Personally, I think this book could have been a blog series, but while a bit unoriginal, Rachelle is relatable and this book could be a good intro into balanced minimalism (although honestly, I'd recommend that you just start with anything by Myquillyn Smith.)
Awaking Wonder by Sally Clarkson, read by the author
Moms of younger kids, you'll either love or hate this book. I loved it, but with disclaimers. Her rose-colored glasses when it comes to her children's younger years can be a bit saccharine, but her thoughts on nurturing childrens' wonder and imagination, and instilling a love for learning and thinking, are pure gold. Consider yourself warned. (Also she reads slowly so speed it up.)
The Magnolia Story by Chip and Joanna Gaines, read by the authors
This one was FUN. If you have any interest in the fixer-uppers that took the world by storm and their down-to-earth, faith-filled story of success, you'll love the audio experience for this one. (Also it was scary and hilarious how alike Daniel and I are to Chip and Jo, personality-wise.)
The Nesting Place by Myquillyn Smith, read by the author
The queen of cozy minimalism herself, Myquillyn Smith. This, her first book, focuses on loving where you live and working within your limitations to create a home-based on what matters. Especially helpful if you're renting!
Try Softer by Aundi Kolber, read by the author
I'd recommend this one to just about anyone, whether you think you might deal with trauma (either big "T" or little "t"), know someone who does, or just want to learn more. Trauma-informed therapist Kolber brings a sensitive, heartfelt approach to the topic and dives into the intricacies of neuroscience and its relationship with our spirituality. While I do think she takes some doctrinal points too far, I still think there is value here for those who want to understand why they live in survival mode and want to grow into a healthier place.
Bellweather Rhapsody by Kate Racculia, read by Jessica Almasy
Slightly goofy, eccentric, and a mixture of Glee, locked-hotel mystery, and teenage drama, this one was a RIDE. If you did any music in high school, you'll love this one.

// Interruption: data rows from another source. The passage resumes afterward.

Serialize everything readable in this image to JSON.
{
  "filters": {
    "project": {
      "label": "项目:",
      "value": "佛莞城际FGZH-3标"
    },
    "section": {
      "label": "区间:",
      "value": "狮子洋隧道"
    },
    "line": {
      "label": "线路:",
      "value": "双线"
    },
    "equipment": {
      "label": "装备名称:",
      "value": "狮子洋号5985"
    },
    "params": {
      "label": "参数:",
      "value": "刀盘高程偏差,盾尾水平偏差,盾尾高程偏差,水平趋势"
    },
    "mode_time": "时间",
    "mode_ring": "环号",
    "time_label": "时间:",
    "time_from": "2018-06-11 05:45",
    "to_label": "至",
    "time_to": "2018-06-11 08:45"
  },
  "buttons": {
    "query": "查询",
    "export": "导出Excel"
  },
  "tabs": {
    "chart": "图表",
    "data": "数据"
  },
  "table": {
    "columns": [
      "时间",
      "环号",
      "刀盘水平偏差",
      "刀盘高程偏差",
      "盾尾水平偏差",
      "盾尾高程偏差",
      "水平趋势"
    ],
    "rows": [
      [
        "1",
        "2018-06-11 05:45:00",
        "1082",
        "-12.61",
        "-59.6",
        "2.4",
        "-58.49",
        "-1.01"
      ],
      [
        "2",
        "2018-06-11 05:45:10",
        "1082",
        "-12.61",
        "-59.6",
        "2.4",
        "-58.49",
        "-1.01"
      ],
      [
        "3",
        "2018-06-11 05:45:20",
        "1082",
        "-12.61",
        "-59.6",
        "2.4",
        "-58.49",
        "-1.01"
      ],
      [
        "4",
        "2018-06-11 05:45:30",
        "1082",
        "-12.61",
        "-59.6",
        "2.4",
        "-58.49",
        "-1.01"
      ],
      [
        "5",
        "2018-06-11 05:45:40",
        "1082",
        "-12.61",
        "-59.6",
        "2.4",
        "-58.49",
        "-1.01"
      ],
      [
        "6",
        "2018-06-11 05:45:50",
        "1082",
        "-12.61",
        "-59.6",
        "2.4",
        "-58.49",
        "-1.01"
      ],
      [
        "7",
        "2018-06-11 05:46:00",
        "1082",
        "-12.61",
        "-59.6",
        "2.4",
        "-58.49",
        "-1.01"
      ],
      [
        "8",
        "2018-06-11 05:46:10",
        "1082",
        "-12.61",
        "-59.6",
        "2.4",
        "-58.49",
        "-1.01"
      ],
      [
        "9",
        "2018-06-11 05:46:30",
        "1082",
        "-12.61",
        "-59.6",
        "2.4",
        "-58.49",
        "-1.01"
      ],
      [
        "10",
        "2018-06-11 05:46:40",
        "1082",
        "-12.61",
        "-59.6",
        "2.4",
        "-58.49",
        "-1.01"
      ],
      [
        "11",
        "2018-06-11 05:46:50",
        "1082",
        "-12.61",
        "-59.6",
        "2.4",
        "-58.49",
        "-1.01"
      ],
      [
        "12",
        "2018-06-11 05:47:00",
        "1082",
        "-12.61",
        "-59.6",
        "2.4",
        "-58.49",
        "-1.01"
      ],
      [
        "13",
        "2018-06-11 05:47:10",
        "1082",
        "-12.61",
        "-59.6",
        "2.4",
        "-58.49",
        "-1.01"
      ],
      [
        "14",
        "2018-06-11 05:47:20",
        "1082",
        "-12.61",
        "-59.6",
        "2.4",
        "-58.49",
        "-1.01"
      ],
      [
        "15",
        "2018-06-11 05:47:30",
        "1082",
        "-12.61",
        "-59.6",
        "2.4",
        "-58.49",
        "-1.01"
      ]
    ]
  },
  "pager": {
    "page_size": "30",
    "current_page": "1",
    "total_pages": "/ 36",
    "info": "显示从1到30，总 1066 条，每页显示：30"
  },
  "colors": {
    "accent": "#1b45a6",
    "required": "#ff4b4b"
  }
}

If you didn't, you'll like it anyway.
12 Ways Your Phone is Changing You by Tony Reinke, read by Tom Parks
Currently in the middle of this one but it's good. Not doom and gloom like I expected--the author wryly admits he wrote part of the book on his phone. Advocates a balanced approach to the challenges of our techy generation.
Cold Tangerines by Shauna Niequist, read by the author
Truly gorgeous writing style. I've quoted this one many times but this collection of essays about why life deserves to be celebrated in spite of ourselves is one of my favorites.
Rock Paper Scissors by Alice Feeney, read by RICHARD ARMITAGE (and some British lady, but I only care about this guy's voice)
The PERFECT thriller. Clever, quotable, literary, psychological, propulsive, and set in a perfectly creepy Scottish Highlands setting. Alice Feeney lived up to her title as Queen of the Plot Twist--these came out of nowhere.
Greenwich Park by Katherine Faulkner, read by Laura Kirman (may not finish, seems a bit cliche)
Mere Christianity by C.S. Lewis (Daniel and I are listening to this together, and Julian Rhind-Tutt is a fantastic narrator!)
Gentle and Lowly by Dane Ortlund, read by the author (I've cried my way through this one)